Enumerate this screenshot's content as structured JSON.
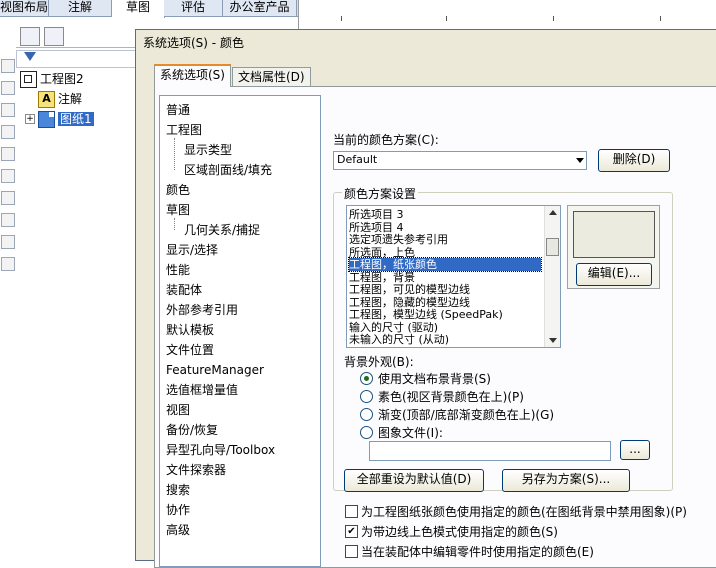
{
  "ribbon": {
    "tabs": [
      "视图布局",
      "注解",
      "草图",
      "评估",
      "办公室产品"
    ],
    "active": "草图"
  },
  "tree": {
    "root": "工程图2",
    "annotation": "注解",
    "sheet": "图纸1"
  },
  "dialog": {
    "title": "系统选项(S) - 颜色",
    "tabs": [
      "系统选项(S)",
      "文档属性(D)"
    ],
    "nav": [
      {
        "label": "普通",
        "level": 1
      },
      {
        "label": "工程图",
        "level": 1
      },
      {
        "label": "显示类型",
        "level": 2
      },
      {
        "label": "区域剖面线/填充",
        "level": 2
      },
      {
        "label": "颜色",
        "level": 1
      },
      {
        "label": "草图",
        "level": 1
      },
      {
        "label": "几何关系/捕捉",
        "level": 2
      },
      {
        "label": "显示/选择",
        "level": 1
      },
      {
        "label": "性能",
        "level": 1
      },
      {
        "label": "装配体",
        "level": 1
      },
      {
        "label": "外部参考引用",
        "level": 1
      },
      {
        "label": "默认模板",
        "level": 1
      },
      {
        "label": "文件位置",
        "level": 1
      },
      {
        "label": "FeatureManager",
        "level": 1
      },
      {
        "label": "选值框增量值",
        "level": 1
      },
      {
        "label": "视图",
        "level": 1
      },
      {
        "label": "备份/恢复",
        "level": 1
      },
      {
        "label": "异型孔向导/Toolbox",
        "level": 1
      },
      {
        "label": "文件探索器",
        "level": 1
      },
      {
        "label": "搜索",
        "level": 1
      },
      {
        "label": "协作",
        "level": 1
      },
      {
        "label": "高级",
        "level": 1
      }
    ],
    "scheme_label": "当前的颜色方案(C):",
    "scheme_value": "Default",
    "delete_button": "删除(D)",
    "group_title": "颜色方案设置",
    "color_items": [
      "所选项目 3",
      "所选项目 4",
      "选定项遗失参考引用",
      "所选面，上色",
      "工程图，纸张颜色",
      "工程图，背景",
      "工程图，可见的模型边线",
      "工程图，隐藏的模型边线",
      "工程图，模型边线 (SpeedPak)",
      "输入的尺寸 (驱动)",
      "未输入的尺寸 (从动)"
    ],
    "selected_color_item": "工程图，纸张颜色",
    "swatch_color": "#ecebdf",
    "edit_button": "编辑(E)...",
    "background_label": "背景外观(B):",
    "background_options": [
      {
        "label": "使用文档布景背景(S)",
        "checked": true
      },
      {
        "label": "素色(视区背景颜色在上)(P)",
        "checked": false
      },
      {
        "label": "渐变(顶部/底部渐变颜色在上)(G)",
        "checked": false
      },
      {
        "label": "图象文件(I):",
        "checked": false
      }
    ],
    "image_file_value": "",
    "browse_button": "...",
    "reset_button": "全部重设为默认值(D)",
    "saveas_button": "另存为方案(S)...",
    "checkboxes": [
      {
        "label": "为工程图纸张颜色使用指定的颜色(在图纸背景中禁用图象)(P)",
        "checked": false
      },
      {
        "label": "为带边线上色模式使用指定的颜色(S)",
        "checked": true
      },
      {
        "label": "当在装配体中编辑零件时使用指定的颜色(E)",
        "checked": false
      }
    ]
  }
}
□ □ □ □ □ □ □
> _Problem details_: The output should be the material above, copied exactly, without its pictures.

> _Task result_:
Enumerate this screenshot's content as structured JSON.
{
  "ribbon": {
    "tabs": [
      "视图布局",
      "注解",
      "草图",
      "评估",
      "办公室产品"
    ],
    "active": "草图"
  },
  "tree": {
    "root": "工程图2",
    "annotation": "注解",
    "sheet": "图纸1"
  },
  "dialog": {
    "title": "系统选项(S) - 颜色",
    "tabs": [
      "系统选项(S)",
      "文档属性(D)"
    ],
    "nav": [
      {
        "label": "普通",
        "level": 1
      },
      {
        "label": "工程图",
        "level": 1
      },
      {
        "label": "显示类型",
        "level": 2
      },
      {
        "label": "区域剖面线/填充",
        "level": 2
      },
      {
        "label": "颜色",
        "level": 1
      },
      {
        "label": "草图",
        "level": 1
      },
      {
        "label": "几何关系/捕捉",
        "level": 2
      },
      {
        "label": "显示/选择",
        "level": 1
      },
      {
        "label": "性能",
        "level": 1
      },
      {
        "label": "装配体",
        "level": 1
      },
      {
        "label": "外部参考引用",
        "level": 1
      },
      {
        "label": "默认模板",
        "level": 1
      },
      {
        "label": "文件位置",
        "level": 1
      },
      {
        "label": "FeatureManager",
        "level": 1
      },
      {
        "label": "选值框增量值",
        "level": 1
      },
      {
        "label": "视图",
        "level": 1
      },
      {
        "label": "备份/恢复",
        "level": 1
      },
      {
        "label": "异型孔向导/Toolbox",
        "level": 1
      },
      {
        "label": "文件探索器",
        "level": 1
      },
      {
        "label": "搜索",
        "level": 1
      },
      {
        "label": "协作",
        "level": 1
      },
      {
        "label": "高级",
        "level": 1
      }
    ],
    "scheme_label": "当前的颜色方案(C):",
    "scheme_value": "Default",
    "delete_button": "删除(D)",
    "group_title": "颜色方案设置",
    "color_items": [
      "所选项目 3",
      "所选项目 4",
      "选定项遗失参考引用",
      "所选面，上色",
      "工程图，纸张颜色",
      "工程图，背景",
      "工程图，可见的模型边线",
      "工程图，隐藏的模型边线",
      "工程图，模型边线 (SpeedPak)",
      "输入的尺寸 (驱动)",
      "未输入的尺寸 (从动)"
    ],
    "selected_color_item": "工程图，纸张颜色",
    "swatch_color": "#ecebdf",
    "edit_button": "编辑(E)...",
    "background_label": "背景外观(B):",
    "background_options": [
      {
        "label": "使用文档布景背景(S)",
        "checked": true
      },
      {
        "label": "素色(视区背景颜色在上)(P)",
        "checked": false
      },
      {
        "label": "渐变(顶部/底部渐变颜色在上)(G)",
        "checked": false
      },
      {
        "label": "图象文件(I):",
        "checked": false
      }
    ],
    "image_file_value": "",
    "browse_button": "...",
    "reset_button": "全部重设为默认值(D)",
    "saveas_button": "另存为方案(S)...",
    "checkboxes": [
      {
        "label": "为工程图纸张颜色使用指定的颜色(在图纸背景中禁用图象)(P)",
        "checked": false
      },
      {
        "label": "为带边线上色模式使用指定的颜色(S)",
        "checked": true
      },
      {
        "label": "当在装配体中编辑零件时使用指定的颜色(E)",
        "checked": false
      }
    ]
  }
}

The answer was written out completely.